Thursday, March 14, 2019

"There is nothing original under the sun" or "How do some picture books even get greenlit?" - A ReadItTorial





We have entered the twilight zone, that time in a book blogger's "career" when their youngling has reached peak fussiness and starts to become more and more critical of certain books.

When we started out, I made a point of telling everyone that our blog was nothing without C's opinions and input, and that still holds true today. But those who have a "Tweenager" at home will know and understand what it's like when they start laying the groundwork for the concrete foundations of cynicism that will see them through their teens, and well into their early 20s.

With picture books, C has already got to the stage where they have to be nigh-on blisteringly brilliant to get more than 3 out of 5 (though we 'internally' mark books this way, we now opt to summarise our joint opinions of a book in a single quotable sentence. Marking stuff with numbers never worked for us, though it's good to see that it does for others).

So we got our post as usual, and as we gleefully ripped open the parcels (as we still do, yes even after nearly 10 years of this game it's still like Christmas Morning every time the parcel post arrives) we came across a pair of books that made us pause for a moment, and consider just how the publishing industry actually works internally.

One was a non-fiction title, one a picturebook story for younger readers.

Both books were undeniably nicely put together. Both had their accompanying press sheets claiming them to be the "next best thing" but both were, for want of a better word, hugely derivative of other titles.

C takes these things almost personally and it's cute of her to point out that in the huge number of rejections I've received for my own writing, someone somewhere read the manuscripts for these two books and thought they'd fly off shelves (or at least trickle off).

She had a quite massive, spectacular and surprisingly well informed rant about this. We talked about the books we'd had so far this year, and how many have been truly stunning and more than worthy of our "Book of the Week" slot - but there were also the 'also ran' books that would never see an awards ceremony, never sell in huge numbers, never feature in the Telegraph's children's book roundup or find themselves nestling between the pages of the Mighty Phoenix Comic in their Book slot.

With both books the real problem was that C is not exactly your average book consumer. We get sent a lot of books to review, and I had to point out that this is part of the reason she feels that certain books are not original, and just tread on already well-trodden ground. If you're relatively well read in kidlit you'll understand how the industry works a little better than C. Book trends come and go, as do book fairs, as do publishers who get non-fiction written to order to address a current topic-du-jour.

Non-fiction books arriving in themed clusters is easy to explain away then, but what of fiction?

We were really puzzled by a recent picture book which the press release claimed to be from a debut author illustrator described as "the next big thing by Bookseller Magazine". Fair enough, we thought. But diving into the book it was absolutely apparent that the story, the set-up and even a couple of cheeky art cues weren't so much of an homage, more a direct lift from a well loved children's classic.

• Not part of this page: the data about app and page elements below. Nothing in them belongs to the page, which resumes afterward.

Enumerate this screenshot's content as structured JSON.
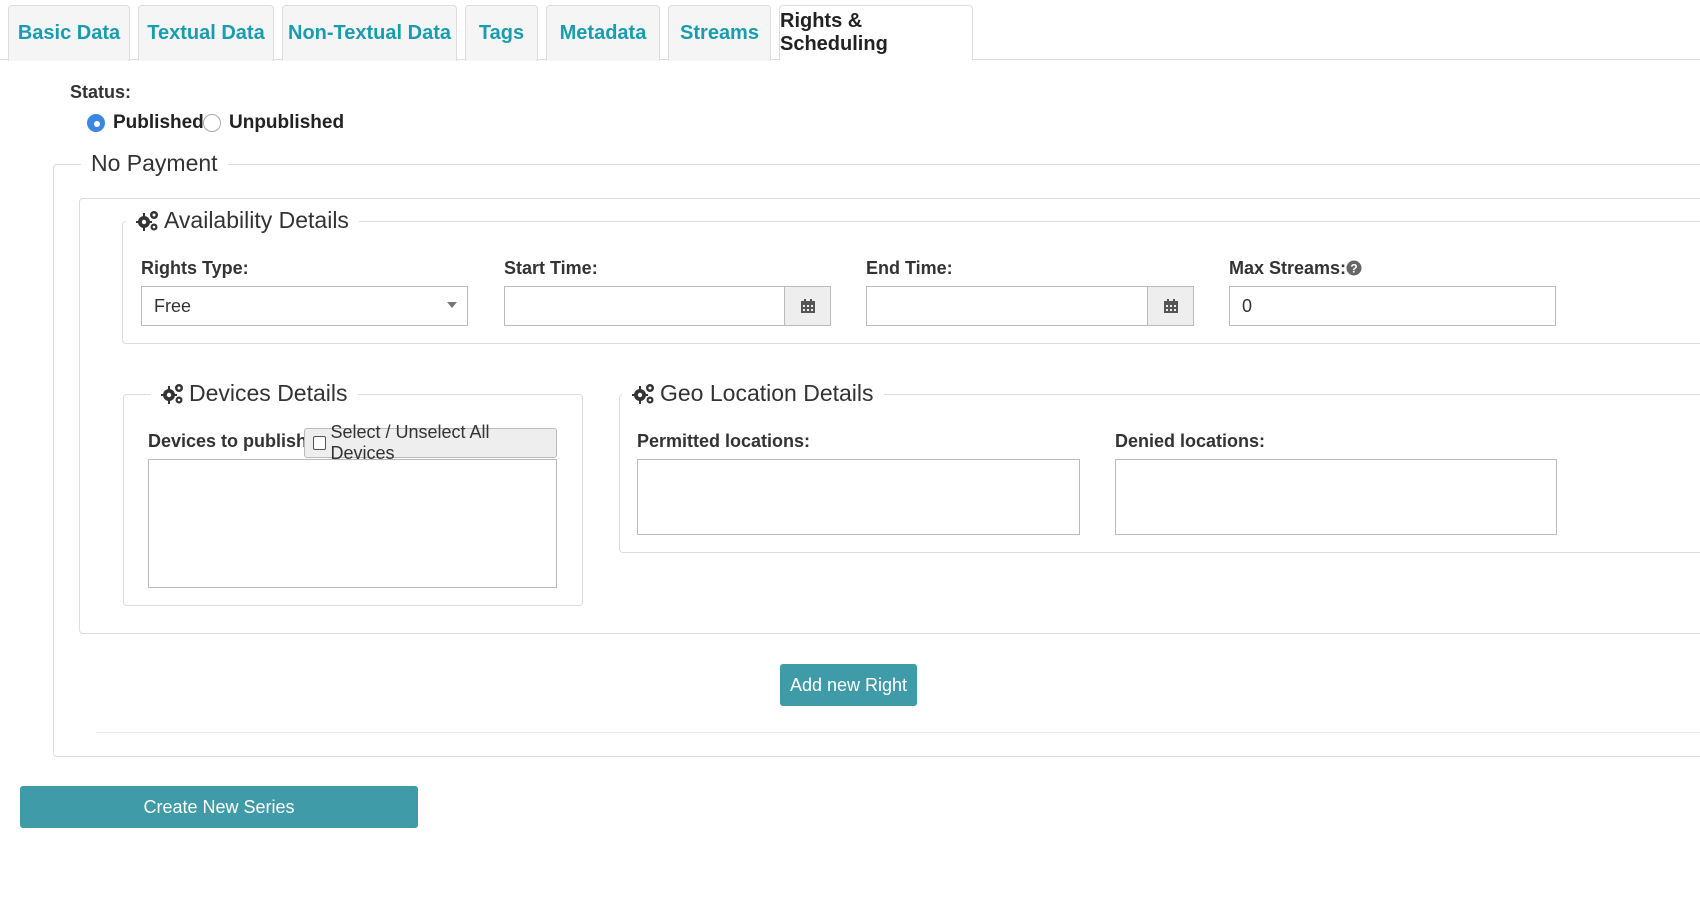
{
  "tabs": [
    {
      "label": "Basic Data"
    },
    {
      "label": "Textual Data"
    },
    {
      "label": "Non-Textual Data"
    },
    {
      "label": "Tags"
    },
    {
      "label": "Metadata"
    },
    {
      "label": "Streams"
    },
    {
      "label": "Rights & Scheduling",
      "active": true
    }
  ],
  "status": {
    "label": "Status:",
    "options": [
      "Published",
      "Unpublished"
    ],
    "selected": "Published"
  },
  "payment": {
    "legend": "No Payment"
  },
  "availability": {
    "legend": "Availability Details",
    "rights_type_label": "Rights Type:",
    "rights_type_value": "Free",
    "start_time_label": "Start Time:",
    "start_time_value": "",
    "end_time_label": "End Time:",
    "end_time_value": "",
    "max_streams_label": "Max Streams:",
    "max_streams_value": "0"
  },
  "devices": {
    "legend": "Devices Details",
    "label": "Devices to publish:",
    "select_all_label": "Select / Unselect All Devices"
  },
  "geo": {
    "legend": "Geo Location Details",
    "permitted_label": "Permitted locations:",
    "denied_label": "Denied locations:"
  },
  "buttons": {
    "add_right": "Add new Right",
    "create_series": "Create New Series"
  },
  "colors": {
    "tab_text": "#1a9cb0",
    "button_teal": "#3f9ba8",
    "radio_selected": "#3a86e0"
  }
}
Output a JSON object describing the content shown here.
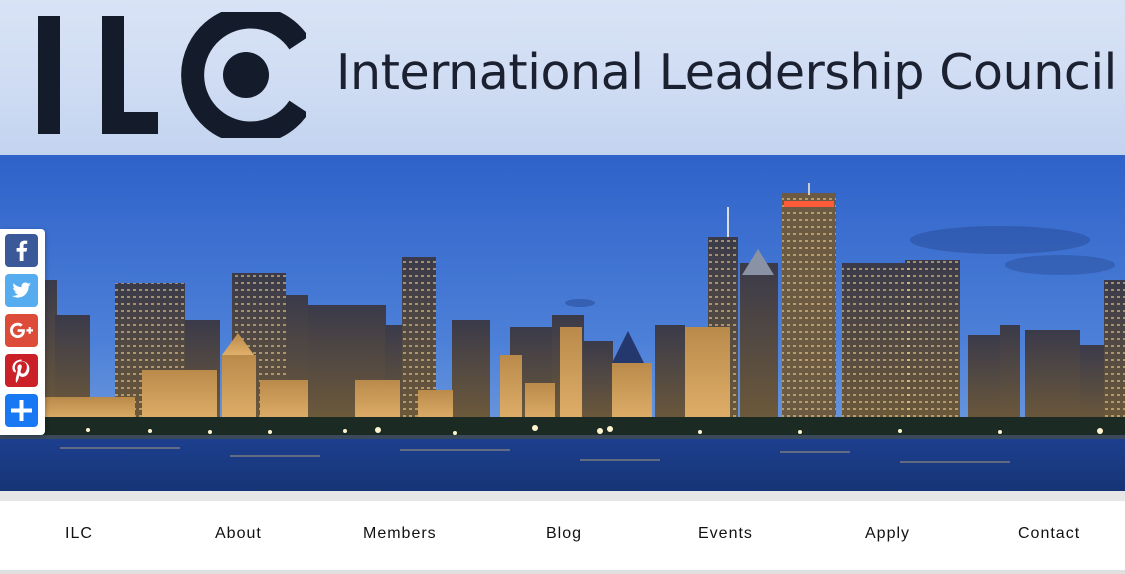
{
  "header": {
    "logo_alt": "ILC",
    "site_name": "International Leadership Council"
  },
  "hero": {
    "image_description": "Chicago skyline at dusk over the lake"
  },
  "share_bar": {
    "items": [
      {
        "icon": "facebook-icon",
        "color": "#3b5998"
      },
      {
        "icon": "twitter-icon",
        "color": "#55acee"
      },
      {
        "icon": "google-plus-icon",
        "color": "#dd4b39"
      },
      {
        "icon": "pinterest-icon",
        "color": "#cb2027"
      },
      {
        "icon": "share-plus-icon",
        "color": "#1877f2"
      }
    ]
  },
  "nav": {
    "items": [
      {
        "label": "ILC"
      },
      {
        "label": "About"
      },
      {
        "label": "Members"
      },
      {
        "label": "Blog"
      },
      {
        "label": "Events"
      },
      {
        "label": "Apply"
      },
      {
        "label": "Contact"
      }
    ]
  },
  "colors": {
    "header_bg": "#d1ddf3",
    "logo_dark": "#141b2b",
    "text_dark": "#1b2130",
    "nav_text": "#111111"
  }
}
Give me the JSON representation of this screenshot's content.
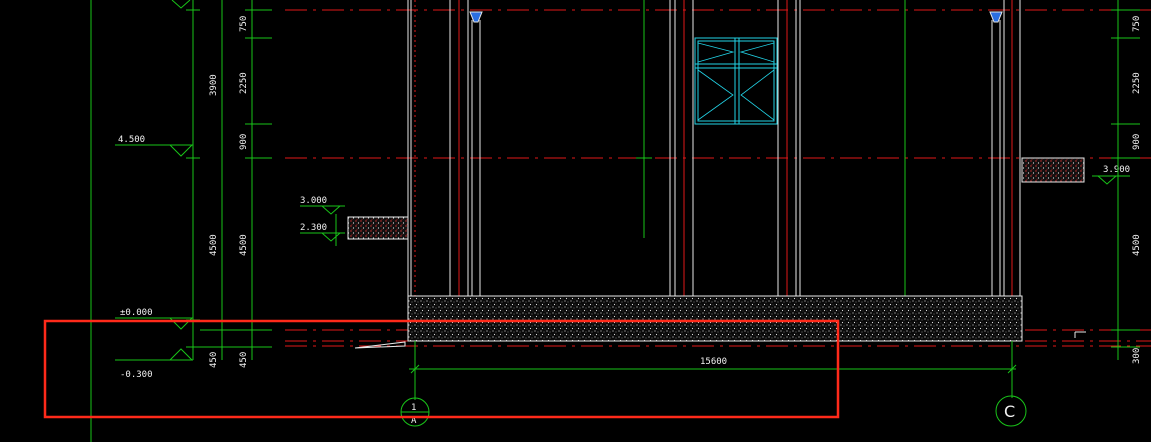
{
  "drawing": {
    "levels": {
      "l_4500": "4.500",
      "l_3000": "3.000",
      "l_2300": "2.300",
      "l_0000": "±0.000",
      "l_m0300": "-0.300",
      "l_3900": "3.900"
    },
    "dims_left_outer": {
      "d_3900": "3900",
      "d_4500": "4500",
      "d_450": "450"
    },
    "dims_left_inner": {
      "d_750": "750",
      "d_2250": "2250",
      "d_900": "900",
      "d_4500": "4500",
      "d_450": "450"
    },
    "dims_right": {
      "d_750": "750",
      "d_2250": "2250",
      "d_900": "900",
      "d_4500": "4500",
      "d_300": "300"
    },
    "span_dim": "15600",
    "axis_left": {
      "top": "1",
      "bottom": "A"
    },
    "axis_right": "C",
    "colors": {
      "background": "#000000",
      "axis_red": "#e01818",
      "dimension_green": "#19c419",
      "wall_white": "#e8e8e8",
      "window_cyan": "#22d3e6",
      "highlight_red": "#ff2a1a"
    }
  }
}
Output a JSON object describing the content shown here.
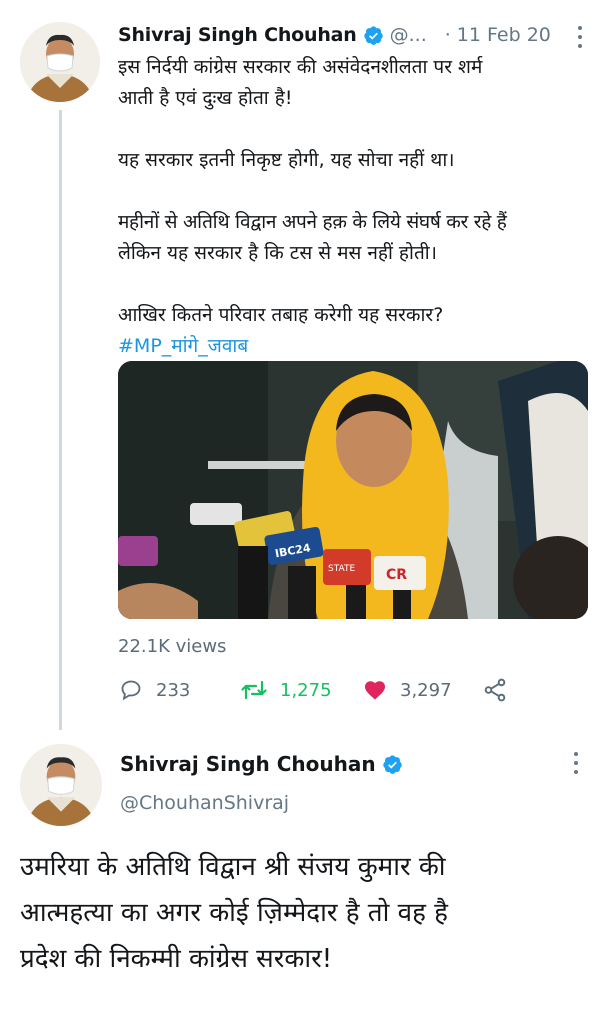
{
  "tweet1": {
    "author_name": "Shivraj Singh Chouhan",
    "handle": "@...",
    "date_separator": "·",
    "date": "11 Feb 20",
    "paragraphs": [
      [
        "इस निर्दयी कांग्रेस सरकार की असंवेदनशीलता पर शर्म",
        "आती है एवं दुःख होता है!"
      ],
      [
        "यह सरकार इतनी निकृष्ट होगी, यह सोचा नहीं था।"
      ],
      [
        "महीनों से अतिथि विद्वान अपने हक़ के लिये संघर्ष कर रहे हैं",
        "लेकिन यह सरकार है कि टस से मस नहीं होती।"
      ],
      [
        "आखिर कितने परिवार तबाह करेगी यह सरकार?"
      ]
    ],
    "hashtag": "#MP_मांगे_जवाब",
    "views": "22.1K views",
    "reply_count": "233",
    "retweet_count": "1,275",
    "like_count": "3,297",
    "media_mic_labels": [
      "IBC24",
      "STATE",
      "CR"
    ],
    "colors": {
      "retweet": "#17bf63",
      "like": "#e0245e",
      "hashtag": "#1b95e0",
      "verified": "#1da1f2"
    }
  },
  "tweet2": {
    "author_name": "Shivraj Singh Chouhan",
    "handle": "@ChouhanShivraj",
    "lines": [
      "उमरिया के अतिथि विद्वान श्री संजय कुमार की",
      "आत्महत्या का अगर कोई ज़िम्मेदार है तो वह है",
      "प्रदेश की निकम्मी कांग्रेस सरकार!"
    ]
  },
  "icons": {
    "verified": "verified-badge-icon",
    "menu": "more-options-icon",
    "reply": "reply-icon",
    "retweet": "retweet-icon",
    "like": "heart-icon",
    "share": "share-icon"
  }
}
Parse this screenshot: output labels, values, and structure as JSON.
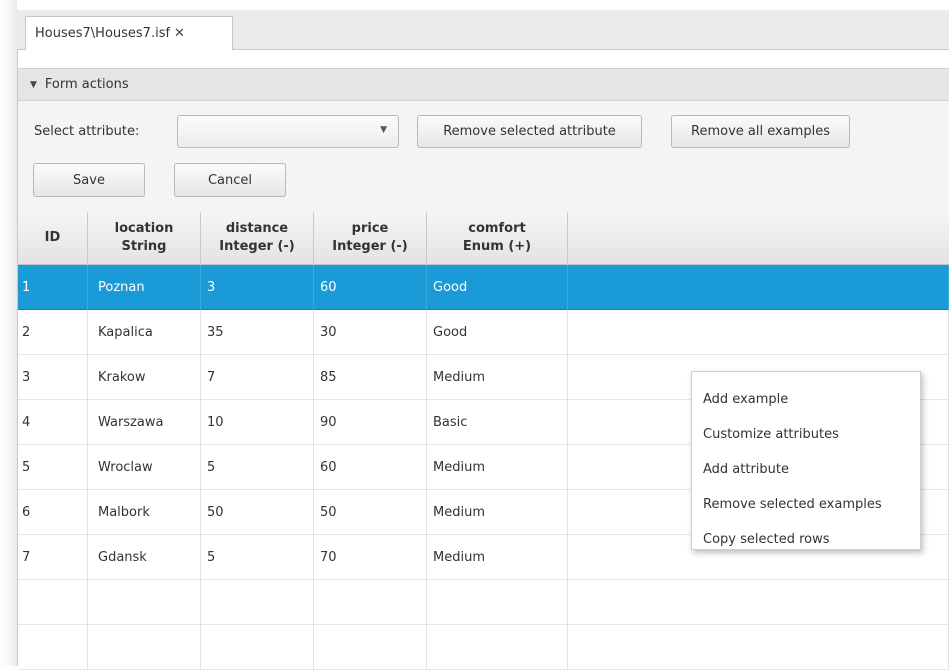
{
  "tab": {
    "label": "Houses7\\Houses7.isf",
    "close_glyph": "✕"
  },
  "form": {
    "header_label": "Form actions",
    "select_label": "Select attribute:",
    "select_value": "",
    "remove_attribute_label": "Remove selected attribute",
    "remove_examples_label": "Remove all examples",
    "save_label": "Save",
    "cancel_label": "Cancel"
  },
  "table": {
    "columns": [
      {
        "name": "ID",
        "type": ""
      },
      {
        "name": "location",
        "type": "String"
      },
      {
        "name": "distance",
        "type": "Integer (-)"
      },
      {
        "name": "price",
        "type": "Integer (-)"
      },
      {
        "name": "comfort",
        "type": "Enum (+)"
      }
    ],
    "rows": [
      [
        "1",
        "Poznan",
        "3",
        "60",
        "Good"
      ],
      [
        "2",
        "Kapalica",
        "35",
        "30",
        "Good"
      ],
      [
        "3",
        "Krakow",
        "7",
        "85",
        "Medium"
      ],
      [
        "4",
        "Warszawa",
        "10",
        "90",
        "Basic"
      ],
      [
        "5",
        "Wroclaw",
        "5",
        "60",
        "Medium"
      ],
      [
        "6",
        "Malbork",
        "50",
        "50",
        "Medium"
      ],
      [
        "7",
        "Gdansk",
        "5",
        "70",
        "Medium"
      ]
    ],
    "selected_row": 0
  },
  "context_menu": {
    "items": [
      "Add example",
      "Customize attributes",
      "Add attribute",
      "Remove selected examples",
      "Copy selected rows"
    ]
  },
  "colors": {
    "selection": "#1a9ad6",
    "header_bg": "#e5e5e5",
    "panel_bg": "#f4f4f4"
  }
}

Given that most agents will have a universal knowledge of children's books we really couldn't understand how this particular book could even get past the pitch stage.

C was absolutely furious about it and refused to have anything to do with the book until after a bit of gentle coaxing we read through, and though there are close links between this book and the well-loved classics, there's a different core message and perhaps just enough charm and appeal that someone out there will find this book, read it, love it and it will become their daily bedtime read.

That's really what it's all about, but phew, trying to explain that to C was tough. She has a very similar view with movies now (possibly my bad influence) and really doesn't get on well with the constant stream of reboots, remakes or Disney Live Action stuff that's going on at the moment while a zillion other IPs that would make stunning movies go largely unnoticed. Trying to find a polite way to phrase "This got made, and a zillion other books with better ideas than this got binned" but the upside of having C get tougher and tougher (and even more brutally honest than she was as a younger kid) is that you can bet your butts that if we praise a book, it's worth that praise.

In the industry it's all about offsetting risk and increasing sales. Risking putting a book into production that is original, perhaps breaks a few of the well-established picture book rules, perhaps has an edgy art style unlike other children's picture books - these all increase the likelihood that the book will end up as next week's Poundland shelf fillers (oh there's a whole other blog post about the stuff we see in Poundland's children's book sections sometimes by the way, CRIMES I SAY, CRIMES!!)

I think we got to the point in the end but finding picture books that really feel fresh, vibrant and original (if anything can ever be truly original) feels like it's getting tougher, or maybe it's just us with a near-ten-year-old view of the whole shebang perhaps? Anyone else out there feel similar? You know what to do, comment or tweet us @readitdaddy and share your brains!